Something that has escaped notice of most people writing or discussing the current Nortel sell-off of business units is that the sale of its wireless and enterprise business assets include only some, but not all, product and technology patents; the most valuable patents have not been included as part of the auction process. Nortel will be leasing wireless patent rights to the product assets the Swedish system supplier has tentatively won in the bankruptcy court auction, and one assumes it will be a similar deal with the winner of the enterprise unit. Nortel could emerge from bankruptcy as a company owning valuable Intellectual Property Rights (IPR) generating a profitable revenues stream with very little cost overhead. The company may decide to hold onto some of its existing business operations, and use royalty payments as the primary funds to continue in business and maybe expand, again, in the future. I exchanged emails on this topic with my fellow analyst friend Ron Gruia, Frost & Sullivan, and we both expressed our belief that this is a potential, but not definite, scenario that Nortel CEO Mike Zafirovski may be playing out.If royalty payments must be paid to Nortel by the eventual winner of the Enterprise Solutions (ES) business unit, it will be a major factor in deciding which acquired products are to continue being sold (and how long) or be cut early from the merged product portfolio. This assumes that the winner is an existing enterprise communications system supplier, such as Avaya or Siemens Enterprise Communications, with product of their own; a private equity firm, such as MatlinPatterson, would not have much of a choice. For example, Siemens would likely have little trouble choosing its own Unified Communications (UC) OpenScape product over Nortel's MCS 5100; both products are comparable in design and capabilities and can work as standalone solutions behind other IP telephony systems. Avaya has no comparable single product offerings like the MCS 5100 and may need to retain it for a while in its portfolio. Avaya may also need to retain the Nortel Agile Communications Environment (ACE) product to work behind the CS 1000 for Services Oriented Architecture (SOA) applications for at least the short term; Siemens' OpenScape would make it unnecessary working behind the CS 1000.

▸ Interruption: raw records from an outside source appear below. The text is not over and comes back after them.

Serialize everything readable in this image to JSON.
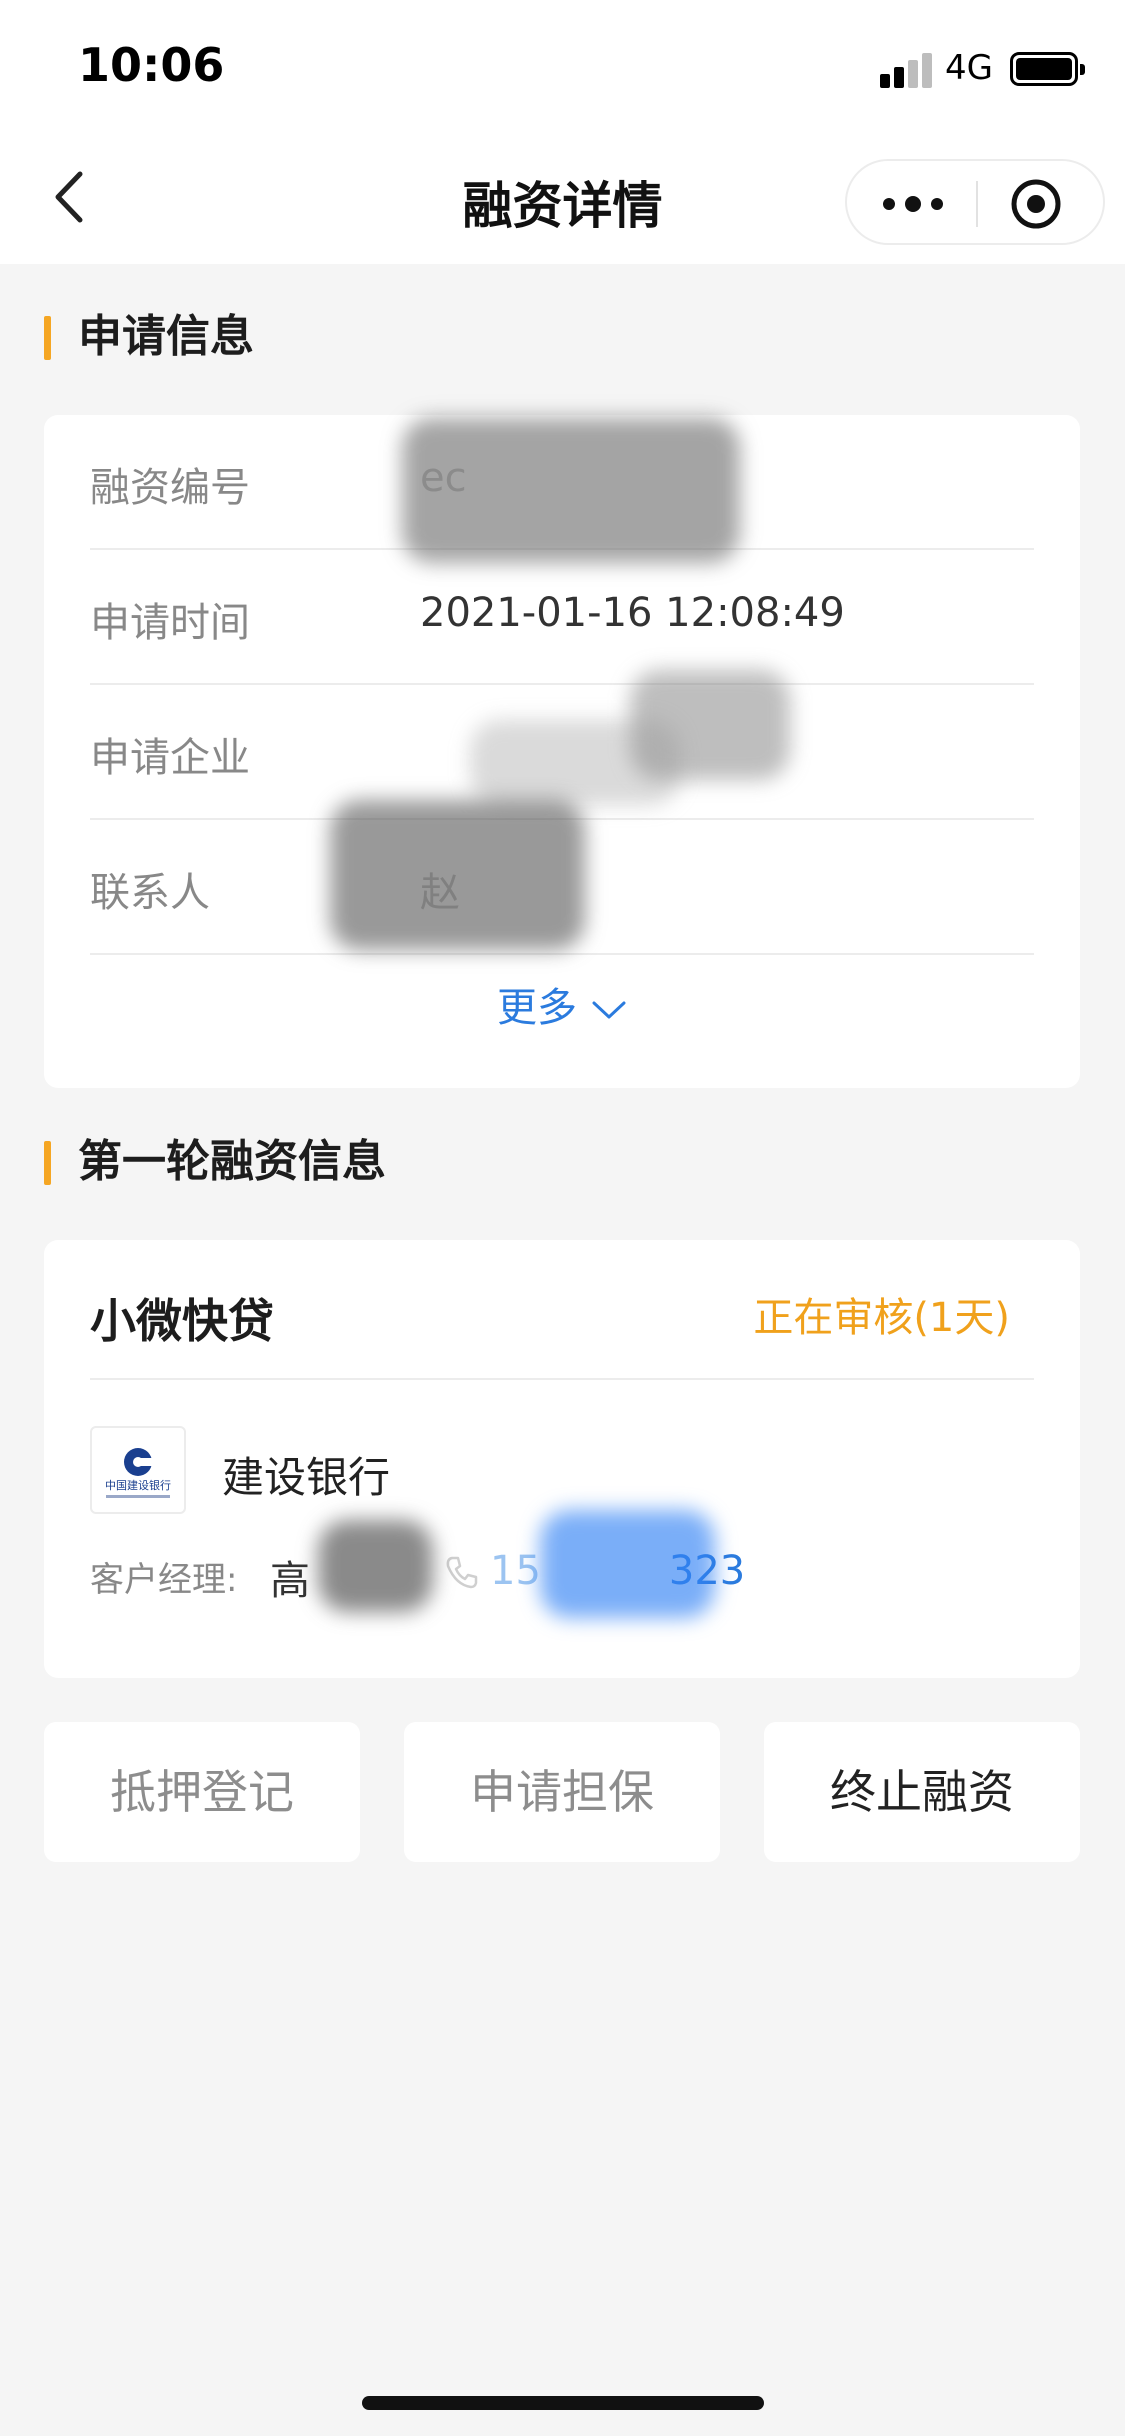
{
  "status_bar": {
    "time": "10:06",
    "network": "4G",
    "signal_bars_active": 2,
    "battery_level": 0.95
  },
  "nav": {
    "title": "融资详情",
    "back_icon": "chevron-left-icon",
    "more_icon": "more-dots-icon",
    "close_icon": "target-icon"
  },
  "section_application": {
    "title": "申请信息",
    "rows": [
      {
        "label": "融资编号",
        "value": "ec",
        "redacted": true
      },
      {
        "label": "申请时间",
        "value": "2021-01-16 12:08:49",
        "redacted": false
      },
      {
        "label": "申请企业",
        "value": "",
        "redacted": true
      },
      {
        "label": "联系人",
        "value": "赵",
        "redacted": true
      }
    ],
    "more_label": "更多",
    "more_icon": "chevron-down-icon"
  },
  "section_round": {
    "title": "第一轮融资信息",
    "product_name": "小微快贷",
    "status": "正在审核(1天)",
    "bank_name": "建设银行",
    "bank_logo_text": "中国建设银行",
    "manager_label": "客户经理:",
    "manager_name": "高",
    "phone_prefix": "15",
    "phone_suffix": "323",
    "phone_icon": "phone-icon"
  },
  "actions": {
    "mortgage": "抵押登记",
    "guarantee": "申请担保",
    "terminate": "终止融资"
  },
  "colors": {
    "accent": "#f5a623",
    "link": "#2b7bde",
    "status": "#f0a11c",
    "background": "#f5f5f5"
  }
}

There have also been discussions if the Nortel CS 2100 would be discontinued or retained as a migration vehicle for SL-100 customers. Siemens would have no need of the product for new installations, because it has its own carrier-based solution, OpenScape UC Server, but Avaya lacks such a design platform and the port capacity limits of its own S8730 is a fraction of the CS 2100 capability. What must be considered by any supplier when proposing a new CS 2100 is the IPR royalty payment to Nortel, eating into an already thin profit margin caused by competitive pricing pressure; it would be a lesser consideration for migrating SL-100 customers, because it is highly profitable to retain existing customers for another product life cycle.

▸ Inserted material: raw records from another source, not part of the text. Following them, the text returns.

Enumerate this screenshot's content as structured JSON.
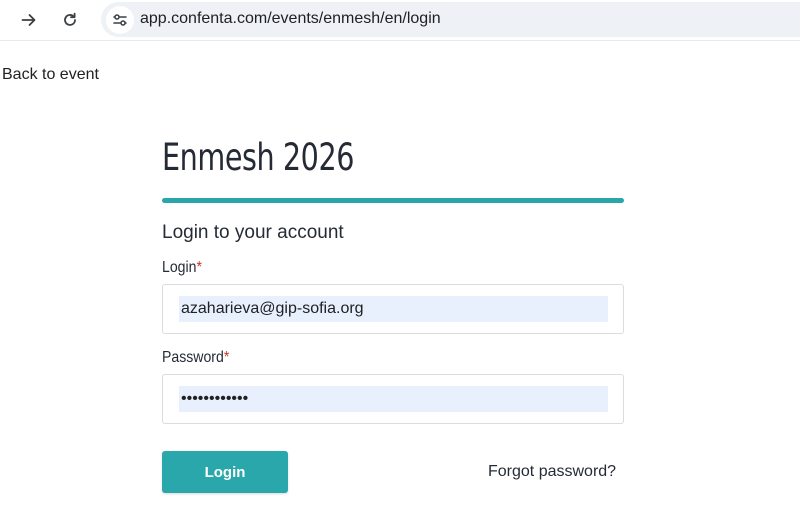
{
  "browser": {
    "url": "app.confenta.com/events/enmesh/en/login"
  },
  "page": {
    "back_link": "Back to event",
    "event_title": "Enmesh 2026",
    "form_heading": "Login to your account",
    "accent_color": "#2aa7ab"
  },
  "form": {
    "login_label": "Login",
    "login_value": "azaharieva@gip-sofia.org",
    "password_label": "Password",
    "password_value": "••••••••••••",
    "required_marker": "*",
    "submit_label": "Login",
    "forgot_label": "Forgot password?"
  },
  "icons": {
    "forward": "arrow-right-icon",
    "reload": "reload-icon",
    "site_info": "site-settings-icon"
  }
}
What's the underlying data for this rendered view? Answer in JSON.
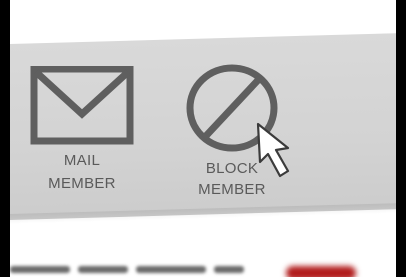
{
  "actions": {
    "mail": {
      "line1": "MAIL",
      "line2": "MEMBER",
      "icon": "envelope-icon"
    },
    "block": {
      "line1": "BLOCK",
      "line2": "MEMBER",
      "icon": "block-icon"
    }
  },
  "colors": {
    "panel": "#d3d3d3",
    "icon": "#5a5a5a",
    "background": "#000000",
    "accent": "#b21d1d"
  },
  "cursor": {
    "icon": "pointer-arrow-icon"
  }
}
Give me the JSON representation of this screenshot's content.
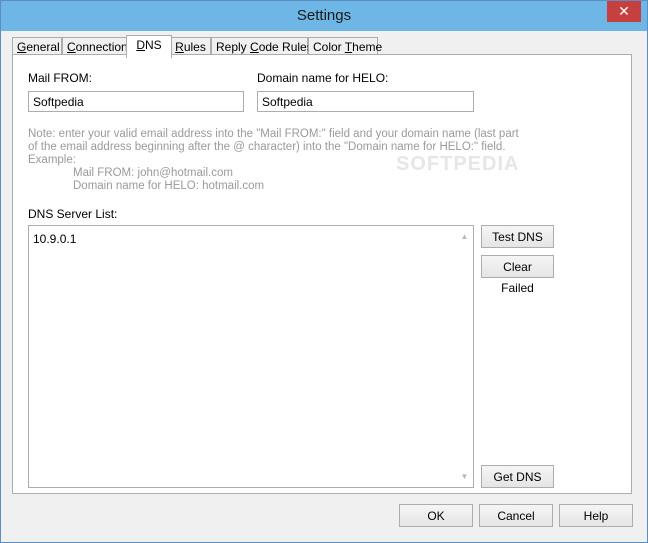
{
  "window": {
    "title": "Settings",
    "close_glyph": "✕"
  },
  "tabs": [
    {
      "label": "General",
      "underline": "G",
      "rest": "eneral"
    },
    {
      "label": "Connection",
      "underline": "C",
      "rest": "onnection"
    },
    {
      "label": "DNS",
      "underline": "D",
      "rest": "NS"
    },
    {
      "label": "Rules",
      "underline": "R",
      "rest": "ules"
    },
    {
      "label": "Reply Code Rules",
      "pre": "Reply ",
      "underline": "C",
      "rest": "ode Rules"
    },
    {
      "label": "Color Theme",
      "pre": "Color ",
      "underline": "T",
      "rest": "heme"
    }
  ],
  "active_tab": "DNS",
  "dns": {
    "mail_from_label": "Mail FROM:",
    "mail_from_value": "Softpedia",
    "domain_label": "Domain name for HELO:",
    "domain_value": "Softpedia",
    "note_line1": "Note: enter your valid email address into the \"Mail FROM:\" field and your domain name (last part",
    "note_line2": "of the email address beginning after the @ character) into the \"Domain name for HELO:\" field.",
    "note_line3": "Example:",
    "note_example1": "Mail FROM: john@hotmail.com",
    "note_example2": "Domain name for HELO: hotmail.com",
    "server_list_label": "DNS Server List:",
    "servers": [
      "10.9.0.1"
    ],
    "test_dns_label": "Test DNS",
    "clear_failed_label": "Clear Failed",
    "get_dns_label": "Get DNS",
    "watermark": "SOFTPEDIA"
  },
  "footer": {
    "ok_label": "OK",
    "cancel_label": "Cancel",
    "help_label": "Help"
  }
}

The current break-up of Nortel is far more complex than it looks when digging below the surface. There is no 100% guarantee that Ericsson's "winning" wireless bid will be finalized and there is even less certainty that Avaya will be the eventual winner of the enterprise business. Intense discussions regarding the number of Nortel employees that will be retained or downsized are going on behind the scenes; pension and severance issues must be agreed to; planned facility closings, the number and locations, can lead to noisy local municipality protests; executive golden parachutes are being negotiated; and a boatload of other issues are hidden from public view. Right now the biggest winners in the Nortel bankruptcy may be websites, like No Jitter, who are getting record hits due to the intensive interest in the proceedings. I'm sure Nortel customers are among the most interested, because they have the most to lose based on the outcome.